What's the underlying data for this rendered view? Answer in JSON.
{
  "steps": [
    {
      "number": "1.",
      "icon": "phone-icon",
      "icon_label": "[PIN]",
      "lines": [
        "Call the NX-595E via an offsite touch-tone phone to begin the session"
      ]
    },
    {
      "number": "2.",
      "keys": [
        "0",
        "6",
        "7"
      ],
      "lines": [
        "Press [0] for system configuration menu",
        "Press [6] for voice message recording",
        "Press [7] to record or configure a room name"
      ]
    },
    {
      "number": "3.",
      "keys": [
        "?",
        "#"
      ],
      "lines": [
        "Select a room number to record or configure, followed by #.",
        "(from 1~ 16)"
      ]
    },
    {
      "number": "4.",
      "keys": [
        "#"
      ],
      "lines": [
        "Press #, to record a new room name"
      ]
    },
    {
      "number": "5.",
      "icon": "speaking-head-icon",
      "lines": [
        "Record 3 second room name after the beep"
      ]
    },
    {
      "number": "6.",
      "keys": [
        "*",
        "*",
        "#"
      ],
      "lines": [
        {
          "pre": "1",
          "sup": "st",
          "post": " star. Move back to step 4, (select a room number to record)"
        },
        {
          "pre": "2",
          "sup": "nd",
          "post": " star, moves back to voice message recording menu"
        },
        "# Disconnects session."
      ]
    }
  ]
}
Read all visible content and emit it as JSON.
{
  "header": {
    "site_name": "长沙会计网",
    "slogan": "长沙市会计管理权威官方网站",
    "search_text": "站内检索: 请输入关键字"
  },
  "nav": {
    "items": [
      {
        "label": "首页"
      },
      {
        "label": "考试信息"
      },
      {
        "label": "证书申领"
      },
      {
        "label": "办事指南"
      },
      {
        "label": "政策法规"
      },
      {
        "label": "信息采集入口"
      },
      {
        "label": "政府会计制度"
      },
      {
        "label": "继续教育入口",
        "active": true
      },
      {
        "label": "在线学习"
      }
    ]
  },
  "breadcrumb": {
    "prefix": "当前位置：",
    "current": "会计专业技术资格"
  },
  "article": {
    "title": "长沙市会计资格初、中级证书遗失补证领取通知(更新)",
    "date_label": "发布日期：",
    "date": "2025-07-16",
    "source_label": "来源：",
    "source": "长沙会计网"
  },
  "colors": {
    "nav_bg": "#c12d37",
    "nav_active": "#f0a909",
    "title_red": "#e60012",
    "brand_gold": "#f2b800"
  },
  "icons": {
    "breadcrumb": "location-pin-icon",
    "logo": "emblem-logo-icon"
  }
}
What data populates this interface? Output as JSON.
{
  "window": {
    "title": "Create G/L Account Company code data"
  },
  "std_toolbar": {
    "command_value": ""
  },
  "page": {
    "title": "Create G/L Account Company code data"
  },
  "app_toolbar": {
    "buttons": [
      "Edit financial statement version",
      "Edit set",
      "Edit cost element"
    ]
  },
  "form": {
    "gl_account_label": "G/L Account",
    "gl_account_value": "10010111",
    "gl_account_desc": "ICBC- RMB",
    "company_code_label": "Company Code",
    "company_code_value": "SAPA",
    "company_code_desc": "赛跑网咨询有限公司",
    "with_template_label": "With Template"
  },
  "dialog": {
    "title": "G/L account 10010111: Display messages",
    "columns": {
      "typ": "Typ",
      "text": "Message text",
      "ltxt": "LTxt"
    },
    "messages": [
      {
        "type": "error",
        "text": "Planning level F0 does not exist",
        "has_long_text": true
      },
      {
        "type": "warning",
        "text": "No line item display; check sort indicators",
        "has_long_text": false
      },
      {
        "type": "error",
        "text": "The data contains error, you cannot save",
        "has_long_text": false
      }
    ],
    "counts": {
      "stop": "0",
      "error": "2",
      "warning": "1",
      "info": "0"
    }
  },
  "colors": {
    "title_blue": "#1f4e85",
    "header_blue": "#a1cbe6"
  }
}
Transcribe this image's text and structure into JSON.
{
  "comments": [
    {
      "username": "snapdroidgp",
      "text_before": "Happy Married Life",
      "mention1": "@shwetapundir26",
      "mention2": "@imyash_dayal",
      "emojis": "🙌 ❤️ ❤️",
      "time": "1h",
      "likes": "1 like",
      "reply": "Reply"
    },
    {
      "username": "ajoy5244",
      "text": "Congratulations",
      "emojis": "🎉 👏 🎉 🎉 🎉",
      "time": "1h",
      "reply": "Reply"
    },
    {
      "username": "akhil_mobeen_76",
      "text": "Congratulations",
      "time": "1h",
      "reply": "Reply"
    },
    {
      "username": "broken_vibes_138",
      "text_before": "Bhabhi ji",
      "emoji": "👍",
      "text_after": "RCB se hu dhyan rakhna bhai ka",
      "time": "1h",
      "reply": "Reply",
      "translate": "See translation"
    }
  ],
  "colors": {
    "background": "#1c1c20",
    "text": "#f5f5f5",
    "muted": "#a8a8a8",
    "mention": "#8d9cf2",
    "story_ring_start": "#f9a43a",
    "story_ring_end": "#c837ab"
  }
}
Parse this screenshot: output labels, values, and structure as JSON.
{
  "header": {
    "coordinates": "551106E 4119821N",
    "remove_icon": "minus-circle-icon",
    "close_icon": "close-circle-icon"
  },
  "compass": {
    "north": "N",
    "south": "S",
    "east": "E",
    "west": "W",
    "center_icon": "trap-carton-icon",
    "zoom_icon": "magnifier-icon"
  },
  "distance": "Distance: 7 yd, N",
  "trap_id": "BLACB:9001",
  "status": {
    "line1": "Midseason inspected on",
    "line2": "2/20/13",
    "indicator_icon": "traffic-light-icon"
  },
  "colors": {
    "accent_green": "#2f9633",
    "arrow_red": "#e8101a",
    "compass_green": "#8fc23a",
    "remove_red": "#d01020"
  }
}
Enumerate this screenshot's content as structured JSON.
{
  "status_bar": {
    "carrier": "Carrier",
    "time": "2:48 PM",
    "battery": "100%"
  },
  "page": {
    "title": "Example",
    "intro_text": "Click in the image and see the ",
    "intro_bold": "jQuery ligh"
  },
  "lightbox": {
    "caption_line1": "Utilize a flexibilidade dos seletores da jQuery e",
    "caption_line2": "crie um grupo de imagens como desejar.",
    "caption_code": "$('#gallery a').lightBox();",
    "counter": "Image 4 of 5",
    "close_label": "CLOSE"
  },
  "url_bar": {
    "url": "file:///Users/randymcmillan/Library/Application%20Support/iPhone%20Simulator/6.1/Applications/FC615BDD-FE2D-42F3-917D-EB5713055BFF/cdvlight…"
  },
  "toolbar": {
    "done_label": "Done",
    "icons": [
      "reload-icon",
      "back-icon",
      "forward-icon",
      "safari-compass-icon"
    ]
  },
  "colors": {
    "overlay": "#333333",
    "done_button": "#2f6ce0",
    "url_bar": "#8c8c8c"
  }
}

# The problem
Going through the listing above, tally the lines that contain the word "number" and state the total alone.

# Result for this exercise
8